3 Nikolas K. Gvosdev, ‘Keystone States’, Horizons: Journal of International Relations and Sustainable Development, 5, United States: The Giant Challenged (Autumn 2015), 104–123, www.jstor.org/stable/48573591.
4 Gvosdev, ‘Keystone States’.
5 ‘Strategic Equilibrium: An Interview with Hikmat Hajiyev, Assistant to the President of the Republic of Azerbaijan and Head of the Department of Foreign Policy Affairs of the Presidential Administration
of the Republic of Azerbaijan.’ The interview was conducted in early August 2020 by Fariz Ismailzade and Damjan Krnjević Mišković for Baku Dialogues, https://bakudialogues.ada.edu.az/articles/strategic-equilibrium.
6 Gvosdev, ‘Keystone States’.
7 ‘Magyarország békepárti – Orbán Viktor a Mandinernek’ (Hungary is for Peace. Viktor Orbán in Interview with Mandiner), Mandiner (3 March 2022), https://mandiner.hu/cikk/20220302_kozelet_orban_ viktor_interju_orosz_ukran_haboru.
9 ‘Magyarország békepárti – Orbán Viktor a Mandinernek’.
10 Jorge Liboreiro and Sándor Zsiros, ‘Hungary Is No Longer a Full Democracy But an “Electoral Autocracy”, MEPs Declare in New Report’, Euronews (16 September 2022), www.euronews.com/my-europe/2022/09/15/ hungary-is-no-longer-a-full-democracy-but-an-electoral- autocracy-meps-declare-in-new-report.

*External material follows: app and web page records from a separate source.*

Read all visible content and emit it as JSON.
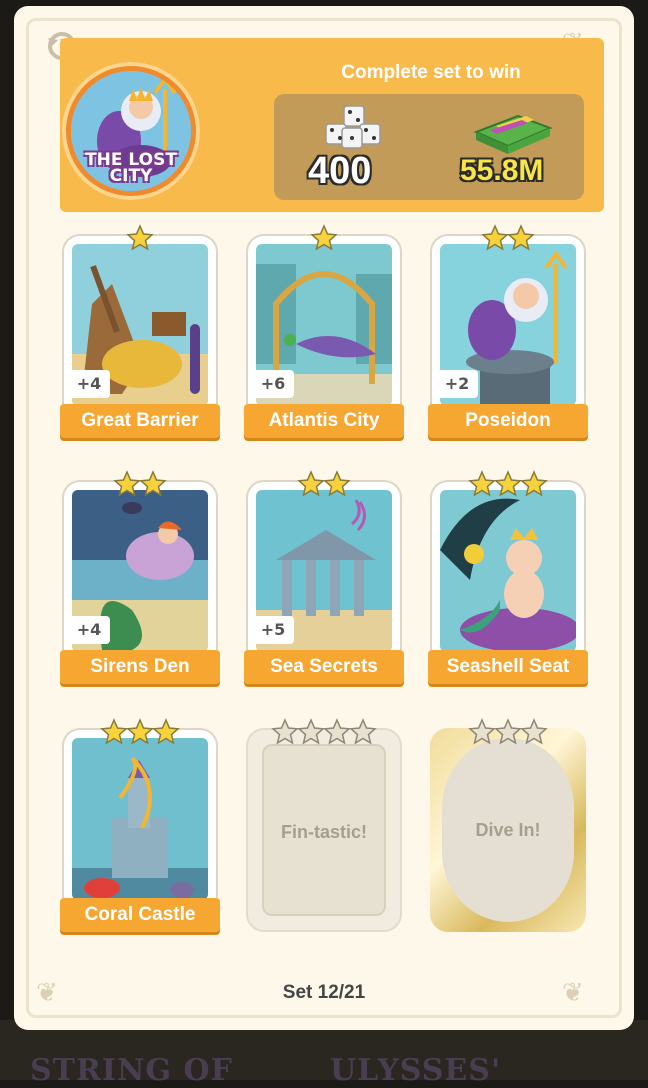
{
  "header": {
    "album_name": "THE LOST CITY",
    "complete_text": "Complete set to win",
    "rewards": [
      {
        "icon": "dice-icon",
        "value": "400"
      },
      {
        "icon": "cash-stack-icon",
        "value": "55.8M"
      }
    ]
  },
  "cards": [
    {
      "name": "Great Barrier",
      "stars": 1,
      "count": "+4",
      "state": "owned"
    },
    {
      "name": "Atlantis City",
      "stars": 1,
      "count": "+6",
      "state": "owned"
    },
    {
      "name": "Poseidon",
      "stars": 2,
      "count": "+2",
      "state": "owned"
    },
    {
      "name": "Sirens Den",
      "stars": 2,
      "count": "+4",
      "state": "owned"
    },
    {
      "name": "Sea Secrets",
      "stars": 2,
      "count": "+5",
      "state": "owned"
    },
    {
      "name": "Seashell Seat",
      "stars": 3,
      "count": "",
      "state": "owned"
    },
    {
      "name": "Coral Castle",
      "stars": 3,
      "count": "",
      "state": "owned"
    },
    {
      "name": "Fin-tastic!",
      "stars": 4,
      "count": "",
      "state": "locked"
    },
    {
      "name": "Dive In!",
      "stars": 3,
      "count": "",
      "state": "locked-gold"
    }
  ],
  "set_label": "Set 12/21",
  "background_text": [
    "STRING OF",
    "ULYSSES'"
  ],
  "colors": {
    "header": "#f8bb4b",
    "ribbon": "#f6a732",
    "star": "#f7d23b",
    "panel": "#fdf8ea"
  }
}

11 Dominic Tierney, ‘The Rise of the Liberal Hawks. They Picked the Right Side’, The Atlantic (4 September 2022), www.theatlantic.com/ideas/archive/2022/09/ liberal-democrat-military-support-ukraine-trump/671328/. (Emphasis mine.)
12 https://twitter.com/AdamKinzinger/ status/1497354030904975364.
13 Nikolas Gvosdev and Damjan Krnjević Mišković, ‘Bringing Russia back in from the Cold’, Baku Dialogues, 5/3 (Spring 2022), http://dspace.ada.edu.az/xmlui/bitstream/handle/20.500.12181/312/BD%20 5.3.pdf?sequence=1&isAllowed=y.